How to deploy multi-arch Kubernetes cluster using Kubespray I recently bought 3 ODROID-HC1 devices to add a dedicated storage cluster to my home Kubernetes. I thought that it’s a good excuse to spend some time redeploying the cluster. Usually, I would’ve gone with CoreOS, since I’m a big fan of their immutable OS. Unfortunately, that is not an option if you have ARM nodes. So I had to choose between manual provisioning and Ansible.
Home Lab Infrastructure Overview Every software or technology I blog about usually goes through my home lab first. A lot of people usually got surprised when they first hear that I have a multi-node Kubernetes cluster at home. It usually takes some time to tell them about all the machines and networking. Of course, not accounting for the time spent answering the question “why do you need it”. I added a few new devices and reconfigured everything from scratch recently.
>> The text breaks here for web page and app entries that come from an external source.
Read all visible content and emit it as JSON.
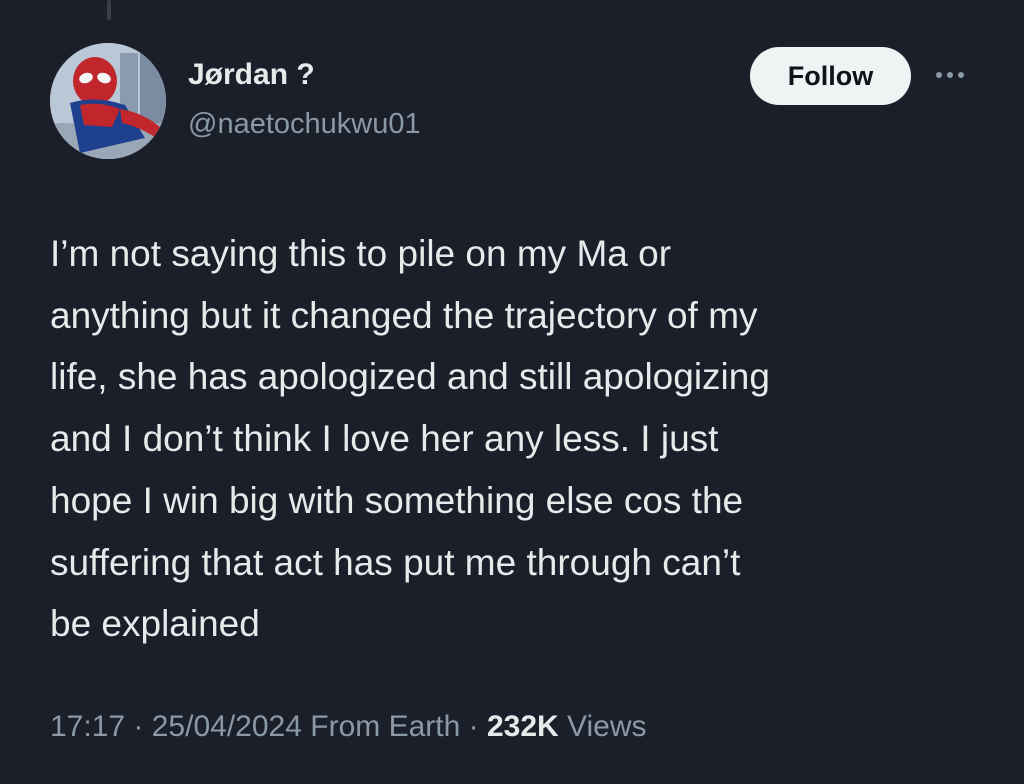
{
  "author": {
    "display_name": "Jørdan ?",
    "handle": "@naetochukwu01",
    "avatar_icon": "spider-man-avatar"
  },
  "actions": {
    "follow_label": "Follow",
    "more_icon": "more-options-icon"
  },
  "tweet": {
    "text": "I’m not saying this to pile on my Ma or\nanything but it changed the trajectory of my\nlife, she has apologized and still apologizing\nand I don’t think I love her any less. I just\nhope I win big with something else cos the\nsuffering that act has put me through can’t\nbe explained"
  },
  "meta": {
    "time": "17:17",
    "separator": " · ",
    "date": "25/04/2024",
    "source": "From Earth",
    "views_count": "232K",
    "views_label": "Views"
  },
  "colors": {
    "background": "#1b1f29",
    "text_primary": "#e7e9ea",
    "text_secondary": "#8b98a5",
    "follow_bg": "#eff3f4"
  }
}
In this part of the series, I’m going to add Sentry to the monitoring stack. For those who do not know, Sentry is an open-source cross-platform crash reporting and aggregation platform written in Python. I know about it for several years now, since the time it supported only a few languages. A lot has changed since my last use of it: new domain, new languages, new integrations. Today it has integrations with most of the modern languages and frameworks like Elixir, React, React-Native, Go.
Generation of sitemaps is usually not a problem, at least not until you have several millions of items in the database to iterate through. Currently, I have slightly more than 4M documents, so it takes time to regenerate. Previously all my sitemaps were stored on the disk and were served using simple Nginx container. It worked like this: Sitemap-related containers have nodeSelector to assign to particular node with hostPath volume sitemaps are served from /data/sitemaps folder periodic task generates new sitemaps to /data/sitemaps-temp on completion, folders is atomically switched It was fine in my previous VM-based cluster, which was on a single physical machine.
This post is one of a series of posts about monitoring of infrastructure and services. Other posts in the series: Intro Deploying Prometheus and Grafana to Kubernetes Creating the first dashboard in Grafana 10 most useful Grafana dashboards to monitor Kubernetes and services (this article) Configuring alerts in Prometheus and Grafana Collecting errors from production using Sentry Making sense of logs with ELK stack Replacing commercial APM monitoring SLA, SLO, SLI and other useful abstractions There are dozens of ready dashboards available on grafana.